In the last semester of 12th grade, Arba would overhear her friends talk about college. “While my friends talked about which school to choose, I was thinking about getting a job. I have seen some wealthy people who don’t think that an education is important–they don't go to school. I'm the opposite. I really want to go to college, but my family doesn’t have enough money to send me. If I had a chance to go to school, I would study hard,” Arba adds.
All Girls Have a Right to an Education
Fortunately for Arba, Plan Thailand has since awarded her hard work with a scholarship that will enable her to work towards earning her Bachelor’s degree in Chinese.

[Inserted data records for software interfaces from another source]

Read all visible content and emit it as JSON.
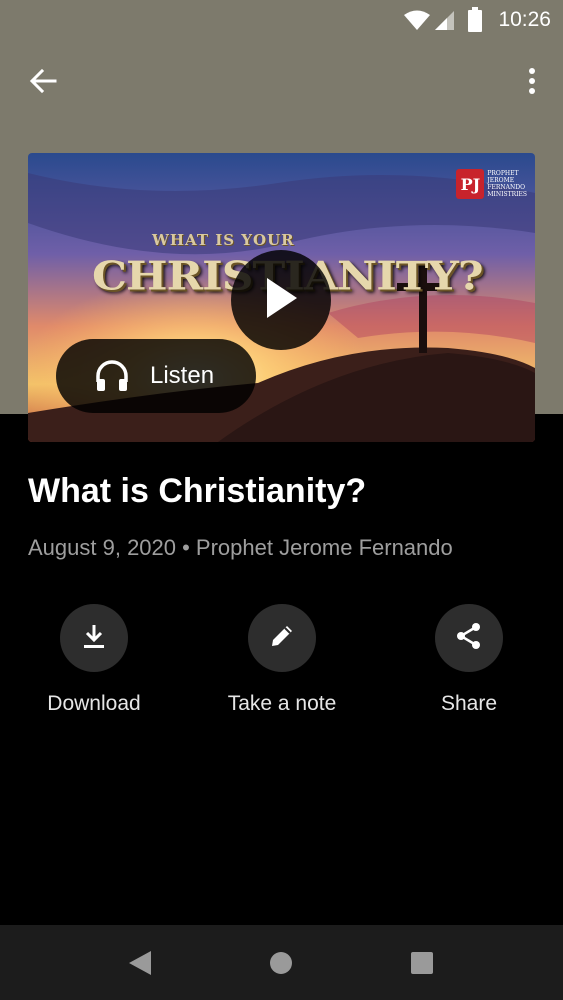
{
  "status_bar": {
    "time": "10:26",
    "icons": [
      "wifi-icon",
      "cell-signal-icon",
      "battery-icon"
    ]
  },
  "app_bar": {
    "back_icon": "arrow-left-icon",
    "menu_icon": "more-vert-icon"
  },
  "hero": {
    "artwork_title_small": "WHAT IS YOUR",
    "artwork_title_large": "CHRISTIANITY?",
    "logo_mark": "PJ",
    "logo_text": [
      "PROPHET",
      "JEROME",
      "FERNANDO",
      "MINISTRIES"
    ],
    "play_icon": "play-icon",
    "listen_icon": "headphones-icon",
    "listen_label": "Listen"
  },
  "sermon": {
    "title": "What is Christianity?",
    "meta": "August 9, 2020 • Prophet Jerome Fernando"
  },
  "actions": [
    {
      "label": "Download",
      "icon": "download-icon"
    },
    {
      "label": "Take a note",
      "icon": "pencil-icon"
    },
    {
      "label": "Share",
      "icon": "share-icon"
    }
  ],
  "nav": {
    "back_icon": "nav-back-icon",
    "home_icon": "nav-home-icon",
    "recents_icon": "nav-recents-icon"
  },
  "colors": {
    "header_band": "#7d7a6c",
    "background": "#000000",
    "action_circle": "#2d2d2d",
    "meta_text": "#9e9e9e",
    "logo_red": "#c8232c"
  }
}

Plan Thailand’s “Girls Scholarship Program” aims to help the most vulnerable and marginalized girls in Northern and Southern Thailand fulfill their right to an education and become productive members of their communities. In addition to covering tuition costs, Plan also will cover the cost of transportation, uniforms, food, books, and school supplies.
Girls' Education Key to Healthier Communities
The case for investing in girls’ education is now well-established. The World Bank and other institutions have found that the return on investment from girls’ education is much greater than the same investment for boys. Men reinvest 30-40 percent of their income in their family while up to 90 percent is reinvested by working women. When girls have a good education behind them, they are better equipped to earn a decent living that will benefit their family, community, and country.
“From now, there are many more opportunities for my future career," says Arba. "Studying means so much to me because it means that others cannot look down on me. I just completed my first year of college and I am confident the next phase of my life will be better than ever. My parents are surely proud and I will certainly get a good job that matches my skills. I won’t have to work in the fields,” said Arba, echoing the aspirations of thousands of other stateless girls like her who are now focused on having a better futures.